_Exercise instructions_. Give the number of lines below with "今日头条" in them, leaving out anything else.

[Extracted records]
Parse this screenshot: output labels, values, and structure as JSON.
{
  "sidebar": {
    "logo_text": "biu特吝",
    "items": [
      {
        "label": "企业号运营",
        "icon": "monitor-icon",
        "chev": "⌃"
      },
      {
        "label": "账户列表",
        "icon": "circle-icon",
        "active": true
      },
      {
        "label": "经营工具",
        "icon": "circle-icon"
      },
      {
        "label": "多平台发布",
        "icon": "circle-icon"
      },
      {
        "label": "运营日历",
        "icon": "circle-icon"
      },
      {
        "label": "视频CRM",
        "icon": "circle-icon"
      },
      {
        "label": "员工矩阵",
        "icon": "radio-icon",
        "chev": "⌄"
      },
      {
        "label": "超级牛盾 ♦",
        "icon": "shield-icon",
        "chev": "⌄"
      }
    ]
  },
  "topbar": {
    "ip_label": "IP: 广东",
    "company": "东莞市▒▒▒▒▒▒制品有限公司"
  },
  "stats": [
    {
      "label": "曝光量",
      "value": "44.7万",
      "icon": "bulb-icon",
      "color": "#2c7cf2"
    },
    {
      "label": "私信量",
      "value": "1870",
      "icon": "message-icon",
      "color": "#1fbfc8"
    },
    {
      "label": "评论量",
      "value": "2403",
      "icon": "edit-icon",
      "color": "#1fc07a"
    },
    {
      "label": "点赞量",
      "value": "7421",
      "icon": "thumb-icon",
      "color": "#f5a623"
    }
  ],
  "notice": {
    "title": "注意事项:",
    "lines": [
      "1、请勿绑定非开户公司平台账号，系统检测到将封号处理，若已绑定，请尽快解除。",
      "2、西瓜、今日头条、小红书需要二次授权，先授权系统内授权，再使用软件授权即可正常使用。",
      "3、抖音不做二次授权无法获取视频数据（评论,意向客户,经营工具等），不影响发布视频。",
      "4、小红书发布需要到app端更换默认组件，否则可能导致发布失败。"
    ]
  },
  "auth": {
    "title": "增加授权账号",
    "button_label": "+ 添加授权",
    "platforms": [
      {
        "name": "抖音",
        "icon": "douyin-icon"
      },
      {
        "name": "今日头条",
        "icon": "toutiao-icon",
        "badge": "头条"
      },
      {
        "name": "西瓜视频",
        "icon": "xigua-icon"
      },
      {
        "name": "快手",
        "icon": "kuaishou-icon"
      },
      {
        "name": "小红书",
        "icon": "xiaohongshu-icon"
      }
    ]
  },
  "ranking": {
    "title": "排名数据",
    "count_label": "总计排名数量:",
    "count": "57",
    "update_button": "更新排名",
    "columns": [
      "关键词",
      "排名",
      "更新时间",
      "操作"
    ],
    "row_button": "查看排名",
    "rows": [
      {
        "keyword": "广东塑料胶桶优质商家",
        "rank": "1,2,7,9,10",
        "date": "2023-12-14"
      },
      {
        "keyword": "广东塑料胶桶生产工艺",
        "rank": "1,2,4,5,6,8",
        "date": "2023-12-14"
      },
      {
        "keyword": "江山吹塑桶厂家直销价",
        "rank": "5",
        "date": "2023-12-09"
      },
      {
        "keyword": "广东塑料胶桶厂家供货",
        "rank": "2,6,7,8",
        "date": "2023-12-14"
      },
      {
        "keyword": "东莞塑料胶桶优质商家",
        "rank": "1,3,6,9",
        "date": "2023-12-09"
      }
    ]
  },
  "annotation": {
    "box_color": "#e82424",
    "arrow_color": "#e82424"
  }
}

_Final answer_. 2